"My name is Meghanaiyegee Venketasamy born and raised in a family of tamil speakers. This ancestral inheritance privileges me over others. I am tagged “colored woman” and this tag privileges me over other women. I have been to school, to university and have been part of international fellowships – this parcours privileges me over other women. I am part of local,regional and international networks and this belongingness privileges me over other women."
I have privileges, some born with and others I have acquired. You have privileges, we have privileges, some born with and others acquired.
Privilege is defined here as a special advantage, immunity, permission, right, or benefit granted to or enjoyed by an individual, class, or caste. We all have privileges, be it financial resources, acquired knowledge, linguistics inheritance, community belongingness.
Privilege is when we think something is not a problem, because it is not a problem to us personally.
My conversation will discomfort and this is my grounded intent.
People of my community will rather have me speak to them than having to listen to a woman unlike me. The pieces of stamped paper that I hold grant me access to stages and by default, men and women will rather honor me than some other woman they tag as “disqualified by default”. My skin color, my hair and my name give me access to spaces in this world, where I am embraced and welcomed. And I am also aware of spaces and instances where I have been asked to and I will be asked to dim my self for my difference is not welcomed.
This pattern is ever present. Most of us are either not aware of this pattern or we are purposefully choosing to act blind. I see amazing women and men leading campaigns and teaching but when I pause to look at their team, at the structure of their work and at the language in use, it is strikingly disturbing to note the lack of inclusiveness in terms of colors, words, stories, men and women.
My legitimacy as a woman facilitating and leading other women is often questioned and this is linked to the coloredness of my skin. Nonetheless I am lucky to be colored for my black sisters’ paths are no easy sway compared to mine. The ever present supremacy of one category of humans over another is a dis-ease spread across the globe. And if feminism is about including then we as feminists can no more afford to play such a disconnected game. Ignoring this dis-ease does not make space for healing.

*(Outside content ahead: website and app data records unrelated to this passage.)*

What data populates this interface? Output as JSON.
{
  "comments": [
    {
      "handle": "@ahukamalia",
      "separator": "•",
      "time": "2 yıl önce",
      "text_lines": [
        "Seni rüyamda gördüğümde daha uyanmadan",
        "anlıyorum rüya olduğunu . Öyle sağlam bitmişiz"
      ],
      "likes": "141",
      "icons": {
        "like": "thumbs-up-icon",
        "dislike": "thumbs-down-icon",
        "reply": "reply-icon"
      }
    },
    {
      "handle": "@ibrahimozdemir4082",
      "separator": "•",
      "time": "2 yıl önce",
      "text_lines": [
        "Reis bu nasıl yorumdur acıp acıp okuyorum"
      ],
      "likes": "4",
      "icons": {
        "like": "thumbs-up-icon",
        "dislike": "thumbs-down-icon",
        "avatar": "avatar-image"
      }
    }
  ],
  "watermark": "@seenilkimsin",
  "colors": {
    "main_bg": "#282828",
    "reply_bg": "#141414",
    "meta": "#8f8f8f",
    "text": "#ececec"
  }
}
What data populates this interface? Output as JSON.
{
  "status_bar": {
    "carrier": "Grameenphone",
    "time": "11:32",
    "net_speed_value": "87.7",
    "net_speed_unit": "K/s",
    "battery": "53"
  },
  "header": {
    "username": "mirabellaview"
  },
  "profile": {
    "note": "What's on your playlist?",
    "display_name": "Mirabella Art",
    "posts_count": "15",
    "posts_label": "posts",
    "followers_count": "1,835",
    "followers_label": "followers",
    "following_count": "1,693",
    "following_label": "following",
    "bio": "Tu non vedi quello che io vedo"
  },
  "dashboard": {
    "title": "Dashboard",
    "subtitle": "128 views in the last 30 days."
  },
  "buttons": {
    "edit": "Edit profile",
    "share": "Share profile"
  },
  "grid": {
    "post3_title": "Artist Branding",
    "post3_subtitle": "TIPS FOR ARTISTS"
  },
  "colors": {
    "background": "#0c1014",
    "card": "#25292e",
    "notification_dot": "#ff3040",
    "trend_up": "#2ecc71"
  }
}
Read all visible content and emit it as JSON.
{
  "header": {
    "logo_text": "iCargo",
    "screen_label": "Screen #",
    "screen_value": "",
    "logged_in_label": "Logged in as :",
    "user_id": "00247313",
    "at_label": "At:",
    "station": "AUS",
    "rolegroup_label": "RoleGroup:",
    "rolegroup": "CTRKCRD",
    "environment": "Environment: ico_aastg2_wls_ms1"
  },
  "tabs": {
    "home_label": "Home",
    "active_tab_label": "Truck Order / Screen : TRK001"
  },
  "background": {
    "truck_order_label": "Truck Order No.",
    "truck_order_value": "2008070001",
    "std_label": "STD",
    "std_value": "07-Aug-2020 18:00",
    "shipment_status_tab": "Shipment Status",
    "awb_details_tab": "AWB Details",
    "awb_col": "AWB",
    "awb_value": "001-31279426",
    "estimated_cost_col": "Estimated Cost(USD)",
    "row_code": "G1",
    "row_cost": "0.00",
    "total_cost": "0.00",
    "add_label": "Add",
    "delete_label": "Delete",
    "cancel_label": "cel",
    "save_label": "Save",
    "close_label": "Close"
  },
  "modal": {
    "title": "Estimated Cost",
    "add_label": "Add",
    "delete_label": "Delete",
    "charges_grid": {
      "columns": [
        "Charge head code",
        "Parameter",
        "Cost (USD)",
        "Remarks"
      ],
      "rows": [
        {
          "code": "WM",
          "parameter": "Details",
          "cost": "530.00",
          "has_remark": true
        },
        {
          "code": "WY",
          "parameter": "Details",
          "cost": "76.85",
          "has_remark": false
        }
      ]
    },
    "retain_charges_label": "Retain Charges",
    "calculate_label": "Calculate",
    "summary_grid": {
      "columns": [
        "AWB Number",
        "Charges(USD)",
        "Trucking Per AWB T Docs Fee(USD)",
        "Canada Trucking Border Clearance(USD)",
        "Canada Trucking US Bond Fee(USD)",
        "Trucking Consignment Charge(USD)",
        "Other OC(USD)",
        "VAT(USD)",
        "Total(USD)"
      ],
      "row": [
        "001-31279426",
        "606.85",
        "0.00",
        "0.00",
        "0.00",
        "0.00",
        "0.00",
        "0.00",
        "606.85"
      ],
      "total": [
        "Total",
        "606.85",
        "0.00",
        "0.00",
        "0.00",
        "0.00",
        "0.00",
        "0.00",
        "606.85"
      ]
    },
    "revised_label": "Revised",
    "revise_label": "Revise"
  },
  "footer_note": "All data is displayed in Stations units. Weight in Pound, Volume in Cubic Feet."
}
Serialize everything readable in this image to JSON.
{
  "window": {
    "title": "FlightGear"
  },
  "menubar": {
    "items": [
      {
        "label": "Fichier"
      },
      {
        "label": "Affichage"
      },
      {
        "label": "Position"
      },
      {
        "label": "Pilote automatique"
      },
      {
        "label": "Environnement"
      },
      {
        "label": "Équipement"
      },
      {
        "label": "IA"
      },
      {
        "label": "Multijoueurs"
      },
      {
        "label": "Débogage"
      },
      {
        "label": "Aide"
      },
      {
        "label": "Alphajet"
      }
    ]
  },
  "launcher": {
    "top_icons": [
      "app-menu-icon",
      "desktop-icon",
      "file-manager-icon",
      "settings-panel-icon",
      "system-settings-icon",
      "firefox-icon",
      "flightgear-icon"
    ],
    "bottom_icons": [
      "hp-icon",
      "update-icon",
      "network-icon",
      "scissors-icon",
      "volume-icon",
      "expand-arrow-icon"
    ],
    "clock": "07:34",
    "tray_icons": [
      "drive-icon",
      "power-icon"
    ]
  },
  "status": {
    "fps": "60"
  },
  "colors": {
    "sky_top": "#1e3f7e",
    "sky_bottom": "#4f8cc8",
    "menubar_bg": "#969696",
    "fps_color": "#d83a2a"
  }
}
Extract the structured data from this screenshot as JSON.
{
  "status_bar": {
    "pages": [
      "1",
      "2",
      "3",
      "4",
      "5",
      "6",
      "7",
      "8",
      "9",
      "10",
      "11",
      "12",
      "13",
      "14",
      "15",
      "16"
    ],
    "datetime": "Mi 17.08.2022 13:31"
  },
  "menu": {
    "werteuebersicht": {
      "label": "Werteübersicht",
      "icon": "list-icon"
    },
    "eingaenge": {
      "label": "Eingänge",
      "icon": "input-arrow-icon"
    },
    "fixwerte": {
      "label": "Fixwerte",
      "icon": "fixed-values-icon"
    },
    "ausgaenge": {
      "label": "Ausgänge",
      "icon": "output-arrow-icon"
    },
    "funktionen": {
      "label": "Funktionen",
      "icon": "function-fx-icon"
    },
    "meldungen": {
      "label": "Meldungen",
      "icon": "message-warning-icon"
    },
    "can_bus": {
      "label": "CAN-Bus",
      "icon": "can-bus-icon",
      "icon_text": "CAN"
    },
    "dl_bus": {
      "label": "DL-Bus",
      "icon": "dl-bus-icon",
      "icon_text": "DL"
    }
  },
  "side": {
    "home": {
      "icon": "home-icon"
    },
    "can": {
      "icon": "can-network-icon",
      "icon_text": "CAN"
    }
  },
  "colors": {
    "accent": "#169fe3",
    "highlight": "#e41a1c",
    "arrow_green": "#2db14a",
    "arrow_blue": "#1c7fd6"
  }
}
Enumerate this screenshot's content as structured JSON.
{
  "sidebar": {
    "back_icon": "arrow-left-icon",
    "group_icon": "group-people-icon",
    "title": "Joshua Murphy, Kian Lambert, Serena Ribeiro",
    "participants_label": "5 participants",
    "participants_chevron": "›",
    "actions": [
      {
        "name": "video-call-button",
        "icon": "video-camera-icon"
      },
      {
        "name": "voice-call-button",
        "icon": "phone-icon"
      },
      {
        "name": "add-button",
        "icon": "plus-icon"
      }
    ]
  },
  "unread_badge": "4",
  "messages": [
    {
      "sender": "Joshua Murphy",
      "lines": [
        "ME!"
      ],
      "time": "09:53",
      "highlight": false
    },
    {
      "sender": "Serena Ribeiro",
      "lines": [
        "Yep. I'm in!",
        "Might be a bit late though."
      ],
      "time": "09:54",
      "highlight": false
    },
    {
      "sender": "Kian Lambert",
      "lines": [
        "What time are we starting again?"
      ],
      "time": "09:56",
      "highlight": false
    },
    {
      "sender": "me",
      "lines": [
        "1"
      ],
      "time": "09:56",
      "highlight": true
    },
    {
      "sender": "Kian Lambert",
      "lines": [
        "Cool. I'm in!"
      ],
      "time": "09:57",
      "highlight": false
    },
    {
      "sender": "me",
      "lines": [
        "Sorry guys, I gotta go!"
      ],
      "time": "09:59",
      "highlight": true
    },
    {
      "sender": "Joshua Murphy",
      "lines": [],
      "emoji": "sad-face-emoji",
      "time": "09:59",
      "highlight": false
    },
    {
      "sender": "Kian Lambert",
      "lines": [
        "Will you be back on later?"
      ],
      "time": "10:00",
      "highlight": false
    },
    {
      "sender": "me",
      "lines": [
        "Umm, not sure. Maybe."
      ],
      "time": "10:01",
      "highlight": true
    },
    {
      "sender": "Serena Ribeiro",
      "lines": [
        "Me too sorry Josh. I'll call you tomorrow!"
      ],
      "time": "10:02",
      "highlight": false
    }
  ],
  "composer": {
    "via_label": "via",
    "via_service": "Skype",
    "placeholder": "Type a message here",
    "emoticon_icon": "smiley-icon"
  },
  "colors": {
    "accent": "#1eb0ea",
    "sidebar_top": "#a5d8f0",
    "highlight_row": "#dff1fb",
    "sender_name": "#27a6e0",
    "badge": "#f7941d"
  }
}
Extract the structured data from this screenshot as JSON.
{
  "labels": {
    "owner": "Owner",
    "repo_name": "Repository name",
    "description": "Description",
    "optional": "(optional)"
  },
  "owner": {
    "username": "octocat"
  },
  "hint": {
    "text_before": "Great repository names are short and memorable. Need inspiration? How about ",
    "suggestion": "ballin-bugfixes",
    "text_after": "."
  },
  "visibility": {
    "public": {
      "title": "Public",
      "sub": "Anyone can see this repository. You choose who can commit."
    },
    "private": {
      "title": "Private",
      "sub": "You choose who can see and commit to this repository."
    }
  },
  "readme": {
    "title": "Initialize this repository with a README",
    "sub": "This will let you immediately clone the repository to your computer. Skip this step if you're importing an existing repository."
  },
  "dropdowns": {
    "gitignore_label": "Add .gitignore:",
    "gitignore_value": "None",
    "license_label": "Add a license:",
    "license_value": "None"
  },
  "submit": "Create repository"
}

It is painful and hurtful to question our self whether despite our grounded good intentions, we have not been including. I am on that path and every day I allow myself to become present to how I can include voices, ripples, rhythms, rhymes, stories, wisdom, knowledge and words of women and men from different instances and spaces through the works that I do.
Are you aware that you have privileges?
What are your privileges?
How can you tap into your privileges to create space for inclusiveness?
How can you use your privileges to catapult this world to the next level of awareness, consciousness and connectedness?
My journey as a woman facilitator through the She Stands Tall Project grounds me through this purpose. As I allow myself to stand tall in my ever changing beigness, I also own responsibility for using my privileges to embrace those who look, sound, speak, see, hear, feel and experience unlike me. This is Power.
In one month, Mauritius will be embracing 28 women from across the globe including Mauritian sisters, for the 2nd Biennial Conference of The She Stands Tall Project, a one of it’s kind conference where the space will witness and birthing of a container holding the likeliness and unlikeliness of each present.
May we move into awareness of our privileges and may this awareness support us
to include us, you and me.
Love from my heart to yours
PS: for more details on regarding the conference, please write to us on firstname.lastname@example.org and email@example.com
Post © Megha Venketasamy, 2018. All rights reserved.